Amy Johnson was born in Hull on 1 July 1903. Her family were of Danish descent and were established fish merchants; Andrew Johnson, Knudtzon & Co. In 1925 she completed her BA Degree in Economics at Sheffield University and returned to Hull to take a secretarial course.

In 1926 she had her first experience of flying on a five shilling pleasure trip. The following year she moved down to London to pursue a career in advertising. In 1928 she began taking flying lessons and within two years was not only a qualified pilot but had also become the first women to qualify as a ground engineer.

In May 1930 Amy made a solo flight to Australia in a Gypsy Moth D.H.60 G-AAAH which she named Jason (the trademark of the Johnson family fish business). Although she failed to break Bert Hinkler's record, she was the first women to complete the 11,000 mile trip, and as a result she was given considerable press coverage and received telegrams of congratulation from across the world including King George V and Queen Mary and the British Prime Minster Ramsay MacDonald.

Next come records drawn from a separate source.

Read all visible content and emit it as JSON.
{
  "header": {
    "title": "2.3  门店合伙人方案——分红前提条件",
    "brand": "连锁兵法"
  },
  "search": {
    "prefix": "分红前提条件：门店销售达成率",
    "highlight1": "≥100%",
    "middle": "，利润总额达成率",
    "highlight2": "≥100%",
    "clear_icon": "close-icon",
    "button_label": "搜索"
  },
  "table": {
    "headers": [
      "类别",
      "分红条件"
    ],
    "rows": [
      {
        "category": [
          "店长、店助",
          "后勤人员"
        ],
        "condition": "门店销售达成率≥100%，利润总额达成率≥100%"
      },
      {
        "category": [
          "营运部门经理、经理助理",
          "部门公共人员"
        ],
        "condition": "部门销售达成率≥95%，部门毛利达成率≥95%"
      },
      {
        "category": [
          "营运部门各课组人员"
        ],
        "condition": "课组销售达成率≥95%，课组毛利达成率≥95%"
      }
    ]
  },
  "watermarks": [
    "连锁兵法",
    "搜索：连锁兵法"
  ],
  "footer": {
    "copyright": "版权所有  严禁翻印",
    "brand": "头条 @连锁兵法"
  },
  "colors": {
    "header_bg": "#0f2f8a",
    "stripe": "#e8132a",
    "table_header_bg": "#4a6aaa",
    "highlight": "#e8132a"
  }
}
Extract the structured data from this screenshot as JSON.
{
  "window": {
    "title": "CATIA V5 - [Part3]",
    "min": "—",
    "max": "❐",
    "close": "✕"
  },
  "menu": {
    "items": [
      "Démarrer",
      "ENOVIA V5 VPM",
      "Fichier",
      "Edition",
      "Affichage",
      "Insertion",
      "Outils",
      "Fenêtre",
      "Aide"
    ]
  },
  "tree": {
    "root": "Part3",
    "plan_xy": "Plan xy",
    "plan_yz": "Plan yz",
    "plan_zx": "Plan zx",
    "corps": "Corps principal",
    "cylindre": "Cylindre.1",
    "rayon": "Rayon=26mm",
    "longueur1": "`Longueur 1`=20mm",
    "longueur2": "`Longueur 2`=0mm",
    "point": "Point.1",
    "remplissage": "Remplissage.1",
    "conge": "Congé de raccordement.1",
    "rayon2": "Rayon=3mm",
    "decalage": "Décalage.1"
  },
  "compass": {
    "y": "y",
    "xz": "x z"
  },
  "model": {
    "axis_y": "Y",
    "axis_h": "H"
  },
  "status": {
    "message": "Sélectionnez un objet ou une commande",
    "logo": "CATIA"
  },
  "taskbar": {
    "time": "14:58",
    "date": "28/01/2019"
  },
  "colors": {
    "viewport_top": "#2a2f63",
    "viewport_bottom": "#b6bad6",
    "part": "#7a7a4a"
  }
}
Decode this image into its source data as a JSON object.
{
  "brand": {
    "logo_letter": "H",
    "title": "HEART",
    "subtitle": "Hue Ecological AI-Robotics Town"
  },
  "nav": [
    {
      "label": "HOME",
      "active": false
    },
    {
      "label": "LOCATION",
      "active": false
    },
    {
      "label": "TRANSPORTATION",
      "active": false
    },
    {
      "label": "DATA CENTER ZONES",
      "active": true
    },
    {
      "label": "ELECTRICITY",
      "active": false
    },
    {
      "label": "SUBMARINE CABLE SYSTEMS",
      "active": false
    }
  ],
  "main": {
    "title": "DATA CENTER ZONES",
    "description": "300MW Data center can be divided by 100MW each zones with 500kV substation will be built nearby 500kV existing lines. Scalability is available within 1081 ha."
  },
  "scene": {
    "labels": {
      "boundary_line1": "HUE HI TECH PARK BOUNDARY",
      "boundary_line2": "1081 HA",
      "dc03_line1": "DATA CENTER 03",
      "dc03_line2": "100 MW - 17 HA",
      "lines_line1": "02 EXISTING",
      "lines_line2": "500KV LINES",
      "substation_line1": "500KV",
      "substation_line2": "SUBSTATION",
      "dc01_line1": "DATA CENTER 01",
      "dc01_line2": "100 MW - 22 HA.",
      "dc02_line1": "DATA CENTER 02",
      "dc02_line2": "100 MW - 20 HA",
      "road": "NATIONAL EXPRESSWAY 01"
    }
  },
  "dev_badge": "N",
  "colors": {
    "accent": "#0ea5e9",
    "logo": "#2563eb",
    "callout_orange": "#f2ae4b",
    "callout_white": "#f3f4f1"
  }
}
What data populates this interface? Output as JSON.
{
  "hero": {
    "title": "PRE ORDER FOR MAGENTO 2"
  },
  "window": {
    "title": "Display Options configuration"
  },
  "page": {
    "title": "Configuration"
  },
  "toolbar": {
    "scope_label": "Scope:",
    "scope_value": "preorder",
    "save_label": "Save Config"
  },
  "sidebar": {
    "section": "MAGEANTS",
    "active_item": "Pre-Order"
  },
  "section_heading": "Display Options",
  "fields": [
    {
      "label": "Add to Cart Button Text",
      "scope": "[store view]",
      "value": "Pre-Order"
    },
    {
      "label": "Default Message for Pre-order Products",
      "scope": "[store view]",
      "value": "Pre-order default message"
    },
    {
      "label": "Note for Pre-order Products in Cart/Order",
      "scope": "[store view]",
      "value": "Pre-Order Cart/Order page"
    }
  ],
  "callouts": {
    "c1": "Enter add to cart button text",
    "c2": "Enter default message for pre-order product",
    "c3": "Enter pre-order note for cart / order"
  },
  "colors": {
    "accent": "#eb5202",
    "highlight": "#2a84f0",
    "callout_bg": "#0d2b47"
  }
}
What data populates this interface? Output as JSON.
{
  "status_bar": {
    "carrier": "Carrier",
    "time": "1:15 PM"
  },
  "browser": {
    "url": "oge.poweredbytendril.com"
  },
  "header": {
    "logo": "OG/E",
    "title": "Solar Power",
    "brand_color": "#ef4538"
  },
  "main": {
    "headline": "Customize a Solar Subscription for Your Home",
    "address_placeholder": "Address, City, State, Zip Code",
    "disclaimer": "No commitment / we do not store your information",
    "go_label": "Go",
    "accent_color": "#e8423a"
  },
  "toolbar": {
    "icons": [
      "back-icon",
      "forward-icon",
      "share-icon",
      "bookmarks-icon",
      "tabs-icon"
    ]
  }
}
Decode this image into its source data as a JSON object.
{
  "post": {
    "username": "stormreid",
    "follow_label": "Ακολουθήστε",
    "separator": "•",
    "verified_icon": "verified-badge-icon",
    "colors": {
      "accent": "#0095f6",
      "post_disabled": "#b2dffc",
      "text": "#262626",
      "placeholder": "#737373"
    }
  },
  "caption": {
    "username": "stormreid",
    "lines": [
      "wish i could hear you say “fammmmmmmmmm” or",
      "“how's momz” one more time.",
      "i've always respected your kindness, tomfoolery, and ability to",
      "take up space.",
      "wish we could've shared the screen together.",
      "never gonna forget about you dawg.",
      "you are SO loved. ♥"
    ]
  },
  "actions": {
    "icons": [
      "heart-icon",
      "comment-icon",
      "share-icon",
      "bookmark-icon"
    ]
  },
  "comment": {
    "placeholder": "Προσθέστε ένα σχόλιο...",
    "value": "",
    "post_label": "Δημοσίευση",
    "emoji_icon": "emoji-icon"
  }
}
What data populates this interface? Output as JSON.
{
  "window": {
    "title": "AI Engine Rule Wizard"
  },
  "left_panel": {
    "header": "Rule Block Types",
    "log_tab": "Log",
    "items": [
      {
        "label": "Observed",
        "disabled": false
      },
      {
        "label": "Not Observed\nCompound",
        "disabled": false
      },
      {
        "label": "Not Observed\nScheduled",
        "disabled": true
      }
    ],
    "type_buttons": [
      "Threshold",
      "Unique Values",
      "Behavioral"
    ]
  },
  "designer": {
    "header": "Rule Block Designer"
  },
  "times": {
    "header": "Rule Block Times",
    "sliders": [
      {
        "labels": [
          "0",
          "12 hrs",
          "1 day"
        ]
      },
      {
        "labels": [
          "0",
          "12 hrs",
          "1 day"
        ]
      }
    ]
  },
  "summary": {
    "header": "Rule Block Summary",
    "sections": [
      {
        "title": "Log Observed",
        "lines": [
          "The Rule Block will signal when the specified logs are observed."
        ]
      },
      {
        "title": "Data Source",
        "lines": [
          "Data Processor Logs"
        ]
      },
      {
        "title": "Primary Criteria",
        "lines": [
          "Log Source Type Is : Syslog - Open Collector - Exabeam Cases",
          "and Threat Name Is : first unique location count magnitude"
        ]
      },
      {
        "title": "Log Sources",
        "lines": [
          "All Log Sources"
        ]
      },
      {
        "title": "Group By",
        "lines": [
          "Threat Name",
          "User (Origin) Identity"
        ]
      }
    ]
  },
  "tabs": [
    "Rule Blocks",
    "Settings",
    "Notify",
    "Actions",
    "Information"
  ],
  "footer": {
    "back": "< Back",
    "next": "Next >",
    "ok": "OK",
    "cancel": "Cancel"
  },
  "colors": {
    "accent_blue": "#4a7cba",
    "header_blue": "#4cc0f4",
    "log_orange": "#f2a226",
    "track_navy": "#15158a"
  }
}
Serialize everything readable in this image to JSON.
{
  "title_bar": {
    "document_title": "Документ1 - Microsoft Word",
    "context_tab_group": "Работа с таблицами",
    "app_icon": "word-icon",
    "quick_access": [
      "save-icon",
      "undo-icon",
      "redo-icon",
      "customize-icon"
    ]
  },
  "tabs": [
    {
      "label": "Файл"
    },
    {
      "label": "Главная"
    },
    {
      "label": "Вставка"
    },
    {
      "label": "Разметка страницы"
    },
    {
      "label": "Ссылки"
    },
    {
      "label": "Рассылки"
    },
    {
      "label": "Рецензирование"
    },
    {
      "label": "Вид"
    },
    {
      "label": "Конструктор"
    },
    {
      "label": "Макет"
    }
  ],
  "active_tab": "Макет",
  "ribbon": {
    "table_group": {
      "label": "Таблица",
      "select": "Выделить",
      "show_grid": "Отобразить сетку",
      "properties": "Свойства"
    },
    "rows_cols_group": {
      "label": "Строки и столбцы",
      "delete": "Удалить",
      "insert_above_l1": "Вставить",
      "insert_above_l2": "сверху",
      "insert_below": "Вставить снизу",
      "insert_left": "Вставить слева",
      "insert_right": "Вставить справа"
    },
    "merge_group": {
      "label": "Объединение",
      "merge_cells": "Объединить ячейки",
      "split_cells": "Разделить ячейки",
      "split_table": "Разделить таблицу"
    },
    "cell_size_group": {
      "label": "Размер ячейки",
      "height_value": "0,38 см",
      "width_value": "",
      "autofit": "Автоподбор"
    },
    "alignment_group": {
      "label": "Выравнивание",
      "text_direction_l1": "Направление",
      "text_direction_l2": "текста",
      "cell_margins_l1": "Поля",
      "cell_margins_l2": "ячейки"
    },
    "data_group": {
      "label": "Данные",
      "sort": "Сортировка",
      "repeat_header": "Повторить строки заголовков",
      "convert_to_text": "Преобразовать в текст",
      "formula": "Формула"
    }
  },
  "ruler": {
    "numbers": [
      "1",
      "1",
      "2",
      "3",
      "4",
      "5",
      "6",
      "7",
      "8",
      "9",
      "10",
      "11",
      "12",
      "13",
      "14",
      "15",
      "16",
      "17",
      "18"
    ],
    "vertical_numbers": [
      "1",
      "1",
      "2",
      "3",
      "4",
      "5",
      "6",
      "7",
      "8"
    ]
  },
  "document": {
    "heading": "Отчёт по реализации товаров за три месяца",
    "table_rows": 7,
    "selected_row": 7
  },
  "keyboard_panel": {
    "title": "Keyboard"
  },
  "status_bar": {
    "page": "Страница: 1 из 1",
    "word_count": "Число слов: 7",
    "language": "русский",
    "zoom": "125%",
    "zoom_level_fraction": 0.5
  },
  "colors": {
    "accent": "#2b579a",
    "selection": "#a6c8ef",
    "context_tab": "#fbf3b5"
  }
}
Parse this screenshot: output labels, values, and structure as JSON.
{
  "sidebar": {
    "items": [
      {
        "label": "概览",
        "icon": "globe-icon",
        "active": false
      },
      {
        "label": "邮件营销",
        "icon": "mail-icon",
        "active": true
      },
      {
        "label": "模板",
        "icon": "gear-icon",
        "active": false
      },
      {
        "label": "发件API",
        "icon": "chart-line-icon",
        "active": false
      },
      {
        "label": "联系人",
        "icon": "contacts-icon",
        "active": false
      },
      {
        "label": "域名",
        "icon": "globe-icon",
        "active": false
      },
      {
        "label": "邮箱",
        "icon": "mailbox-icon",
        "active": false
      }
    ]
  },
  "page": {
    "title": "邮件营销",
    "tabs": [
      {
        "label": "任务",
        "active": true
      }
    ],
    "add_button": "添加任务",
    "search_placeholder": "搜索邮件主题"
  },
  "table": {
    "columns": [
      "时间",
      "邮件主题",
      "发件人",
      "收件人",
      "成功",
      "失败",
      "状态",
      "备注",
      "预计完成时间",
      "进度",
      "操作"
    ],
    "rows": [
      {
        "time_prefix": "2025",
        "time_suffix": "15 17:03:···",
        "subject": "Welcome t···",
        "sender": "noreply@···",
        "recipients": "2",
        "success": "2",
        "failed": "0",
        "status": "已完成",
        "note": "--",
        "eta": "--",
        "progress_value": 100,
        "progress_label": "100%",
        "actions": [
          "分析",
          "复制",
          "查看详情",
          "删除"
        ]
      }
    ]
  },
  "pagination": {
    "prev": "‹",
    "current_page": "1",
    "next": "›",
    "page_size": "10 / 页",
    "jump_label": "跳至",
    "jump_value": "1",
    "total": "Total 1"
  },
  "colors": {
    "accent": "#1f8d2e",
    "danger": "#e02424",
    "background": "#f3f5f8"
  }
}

When she returned to England she was presented with a CBE and in August 1930 the Daily Mail newspaper gave her a gift of £10,000 for her achievements, she was also given a civic reception at the Guildhall in Hull. Further record flights followed including London to Moscow with co-pilot Jack Humpreys in January 1931 and then Moscow to Tokyo.

In 1932 she met and married the Scottish aviator Jim Mollison and in December she broke his record for a solo flight from England to South Africa. In July 1933 the couple attempted a non-stop flight from England to New York via Canada. Their plane ran-out of fuel just 50 miles from their destination and they both received minor injuries when the plane crashed. Despite this they were given a ticker-tape parade through New York.

In 1934 Amy and her husband made a record flight to Karachi in India as part of the Australia MacRobertson Air Race, but they had to withdraw from the full race. In 1936 Amy regained her record for a flight between London and Cape Town and the record for the fastest return flight.

In May 1940, Amy joined the women's section of the Air Transport Auxiliary flying both machines and men to wherever they were needed. On 5 January 1941 on a routine flight from Blackpool to RAF Kidlington (near Oxford) she went off course due to the poor weather. She bailed out into the Thames estuary and was seen alive but the rescue attempt failed and her body was never recovered. She was officially presumed dead in December 1943.

In 1932, Amy used a gift of a purse of gold sovereigns presented to her by the children of Sydney to purchase a gold cup for the City of Hull; The Amy Johnson Cup for Courage. This trophy is awarded to a Hull child (aged under 17) for an outstanding deed of courage. In July 1974 a memorial statue was erected to her honour in Prospect Street, Hull. In 2003 the Royal Mail issued commemorative stamps to mark the centenary of her birth.


These letters chart Amy’s life through six years which includes when she began flying lessons. In one, dated April 1928 to her partner Hans Arregger, she states 'now for the good news - I'm joining the London Aeroplane Club and then I can get tuition and always use their aeroplanes'.

The majority of the letters are from Amy to her partner Hans Arregger but the collection does also include letters to Amy from her father at Andrew Johnson Knudtzon Ltd, and Mr Johnson from Vernon Wood of William Charles Crocker and Company of London offering her a job in the typing pool at three pounds per week. Mr Johnson states that when Amy has acquired the relevant legal 'atmosphere', she would be found a job which was 'more congenial employment'.

Each letter can be viewed on the History Centre's web site by following the link from our page relating to Amy Johnson at:

The letters are also available to consult on microfilm rolls 185 & 186 at the History Centre. Please book a microfilm ahead of your visit.